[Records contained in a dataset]
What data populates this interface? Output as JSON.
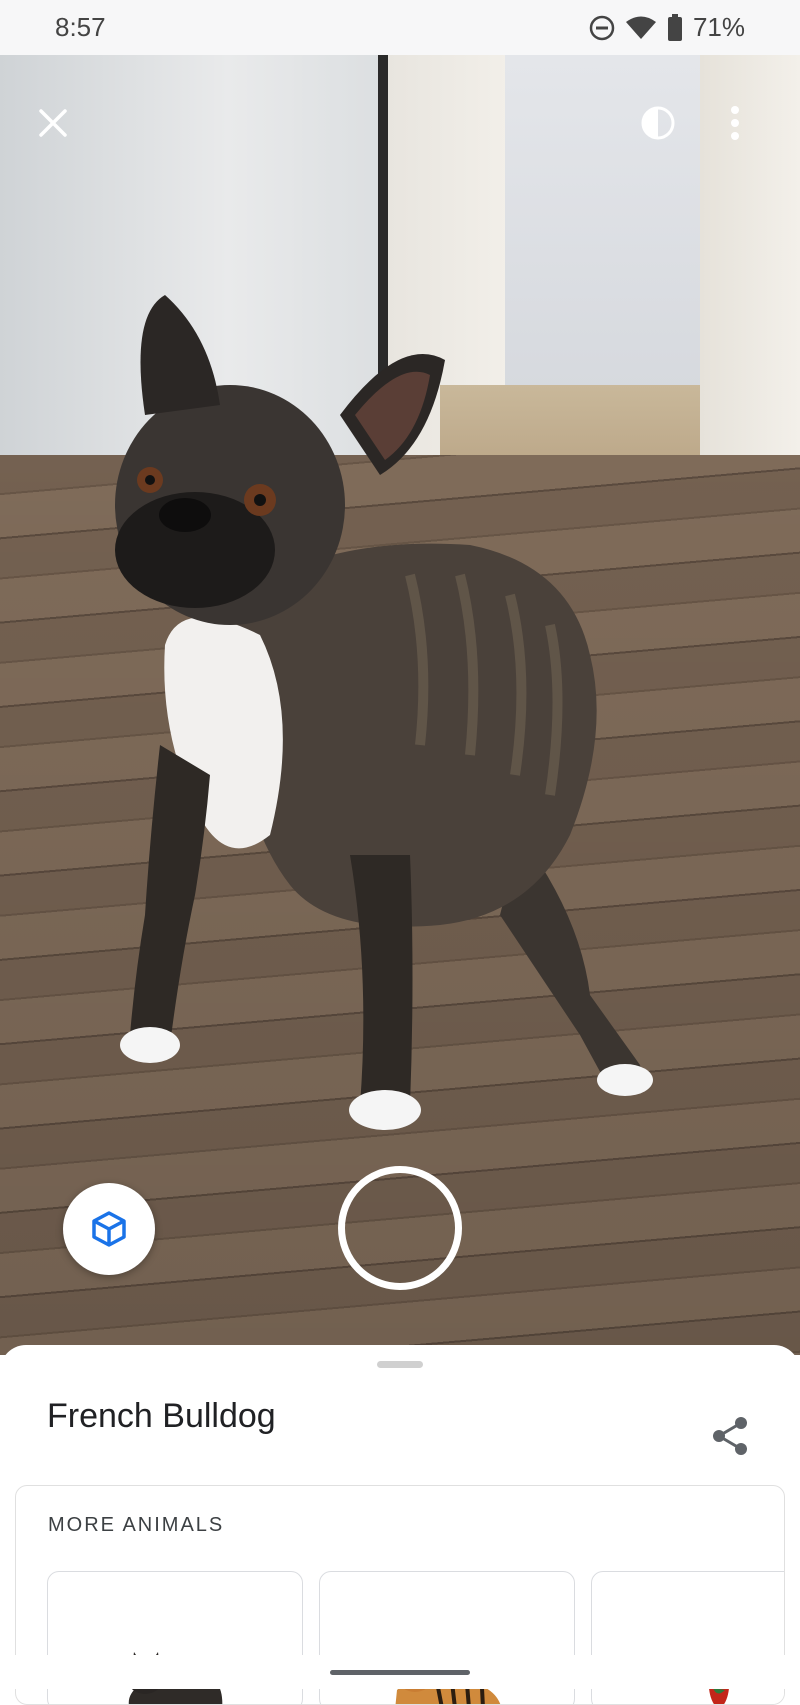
{
  "status_bar": {
    "time": "8:57",
    "battery": "71%"
  },
  "ar_view": {
    "close_icon": "close-icon",
    "contrast_icon": "contrast-icon",
    "more_icon": "more-vert-icon",
    "cube_icon": "3d-cube-icon"
  },
  "sheet": {
    "title": "French Bulldog",
    "share_icon": "share-icon",
    "more_label": "MORE ANIMALS",
    "thumbnails": [
      "French Bulldog",
      "Tiger",
      "Parrot"
    ]
  },
  "colors": {
    "accent": "#1a73e8"
  }
}
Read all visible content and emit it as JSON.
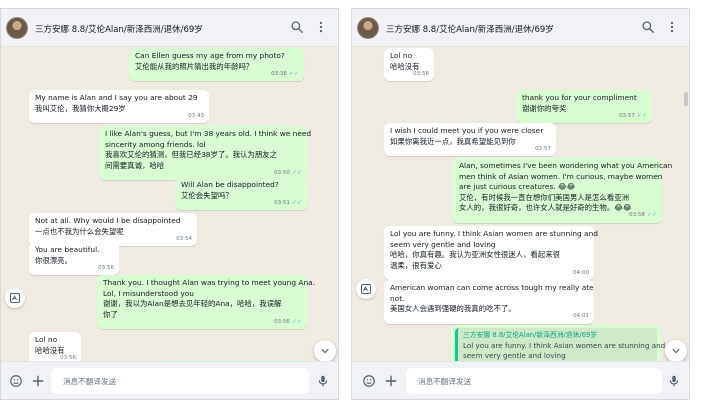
{
  "contact": {
    "name": "三方安娜 8.8/艾伦Alan/新泽西洲/退休/69岁"
  },
  "composer": {
    "placeholder": "消息不翻译发送"
  },
  "icons": {
    "search": "search-icon",
    "menu": "kebab-menu-icon",
    "emoji": "emoji-icon",
    "attach": "plus-icon",
    "mic": "microphone-icon",
    "translate": "translate-icon",
    "scroll_down": "chevron-down-icon"
  },
  "colors": {
    "incoming": "#ffffff",
    "outgoing": "#d9fdd3",
    "wallpaper": "#efeae2",
    "header": "#f0f2f5",
    "read_ticks": "#53bdeb",
    "quote_accent": "#06cf9c"
  },
  "left_panel": {
    "messages": [
      {
        "dir": "out",
        "lines": [
          "Can Ellen guess my age from my photo?",
          "艾伦能从我的照片猜出我的年龄吗？"
        ],
        "time": "03:38",
        "read": true
      },
      {
        "dir": "in",
        "lines": [
          "My name is Alan and I say you are about 29",
          "我叫艾伦，我猜你大概29岁"
        ],
        "time": "03:43",
        "read": false
      },
      {
        "dir": "out",
        "lines": [
          "I like Alan's guess, but I'm 38 years old. I think we need",
          "sincerity among friends. lol",
          "我喜欢艾伦的猜测，但我已经38岁了。我认为朋友之",
          "间需要真诚，哈哈"
        ],
        "time": "03:50",
        "read": true
      },
      {
        "dir": "out",
        "lines": [
          "Will Alan be disappointed?",
          "艾伦会失望吗？"
        ],
        "time": "03:51",
        "read": true
      },
      {
        "dir": "in",
        "lines": [
          "Not at all. Why would I be disappointed",
          "一点也不我为什么会失望呢"
        ],
        "time": "03:54",
        "read": false
      },
      {
        "dir": "in",
        "lines": [
          "You are beautiful.",
          "你很漂亮。"
        ],
        "time": "03:56",
        "read": false
      },
      {
        "dir": "out",
        "lines": [
          "Thank you. I thought Alan was trying to meet young Ana.",
          "Lol, I misunderstood you",
          "谢谢，我以为Alan是想去见年轻的Ana，哈哈，我误解",
          "你了"
        ],
        "time": "03:56",
        "read": true
      },
      {
        "dir": "in",
        "lines": [
          "Lol no",
          "哈哈没有"
        ],
        "time": "03:56",
        "read": false
      }
    ]
  },
  "right_panel": {
    "messages": [
      {
        "dir": "in",
        "lines": [
          "Lol no",
          "哈哈没有"
        ],
        "time": "03:56",
        "read": false
      },
      {
        "dir": "out",
        "lines": [
          "thank you for your compliment",
          "谢谢你的夸奖"
        ],
        "time": "03:57",
        "read": true
      },
      {
        "dir": "in",
        "lines": [
          "I wish I could meet you if you were closer",
          "如果你离我近一点，我真希望能见到你"
        ],
        "time": "03:57",
        "read": false
      },
      {
        "dir": "out",
        "lines": [
          "Alan, sometimes I've been wondering what you American",
          "men think of Asian women. I'm curious, maybe women",
          "are just curious creatures. 😂😂",
          "艾伦，有时候我一直在想你们美国男人是怎么看亚洲",
          "女人的，我很好奇，也许女人就是好奇的生物。😂😂"
        ],
        "time": "03:58",
        "read": true
      },
      {
        "dir": "in",
        "lines": [
          "Lol you are funny. I think Asian women are stunning and",
          "seem very gentle and loving",
          "哈哈，你真有趣。我认为亚洲女性很迷人，看起来很",
          "温柔，很有爱心"
        ],
        "time": "04:00",
        "read": false
      },
      {
        "dir": "in",
        "lines": [
          "American woman can come across tough my really ate",
          "not.",
          "美国女人会遇到强硬的我真的吃不了。"
        ],
        "time": "04:01",
        "read": false
      }
    ],
    "quote": {
      "author": "三方安娜 8.8/艾伦Alan/新泽西洲/退休/69岁",
      "lines": [
        "Lol you are funny. I think Asian women are stunning and",
        "seem very gentle and loving"
      ]
    }
  }
}
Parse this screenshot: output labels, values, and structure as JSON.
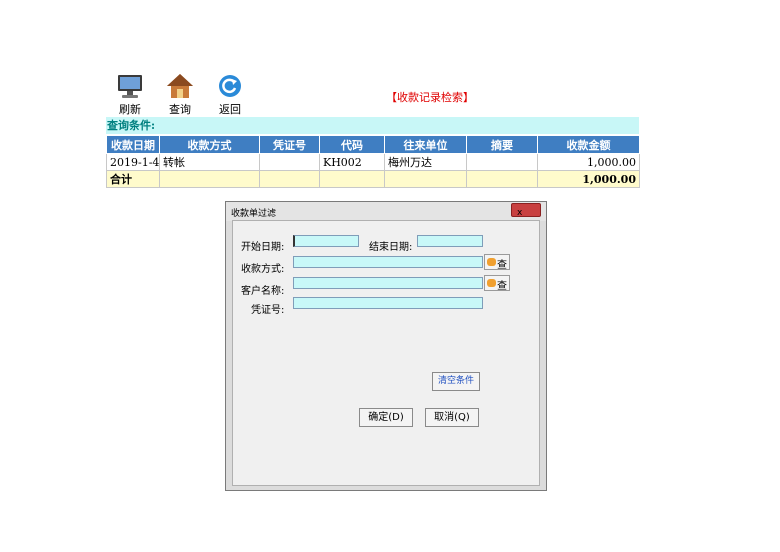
{
  "toolbar": {
    "refresh_label": "刷新",
    "query_label": "查询",
    "back_label": "返回"
  },
  "page_title": "【收款记录检索】",
  "condition_label": "查询条件:",
  "table": {
    "headers": [
      "收款日期",
      "收款方式",
      "凭证号",
      "代码",
      "往来单位",
      "摘要",
      "收款金额"
    ],
    "rows": [
      [
        "2019-1-4",
        "转帐",
        "",
        "KH002",
        "梅州万达",
        "",
        "1,000.00"
      ]
    ],
    "total": {
      "label": "合计",
      "amount": "1,000.00"
    }
  },
  "dialog": {
    "title": "收款单过滤",
    "close_label": "x",
    "start_date_label": "开始日期:",
    "end_date_label": "结束日期:",
    "payment_method_label": "收款方式:",
    "customer_name_label": "客户名称:",
    "voucher_no_label": "凭证号:",
    "query_btn_label": "查",
    "clear_btn_label": "清空条件",
    "ok_btn_label": "确定(D)",
    "cancel_btn_label": "取消(Q)"
  },
  "colors": {
    "header_blue": "#3f7ec2",
    "condition_bg": "#c8f7f7",
    "title_red": "#e00000",
    "total_bg": "#fffbcc",
    "input_bg": "#c8f8f8"
  }
}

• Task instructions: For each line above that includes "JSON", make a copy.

• Exercise solution:
What data populates this interface? Output as JSON.
Read all visible content and emit it as JSON.
Parse this screenshot: output labels, values, and structure as JSON.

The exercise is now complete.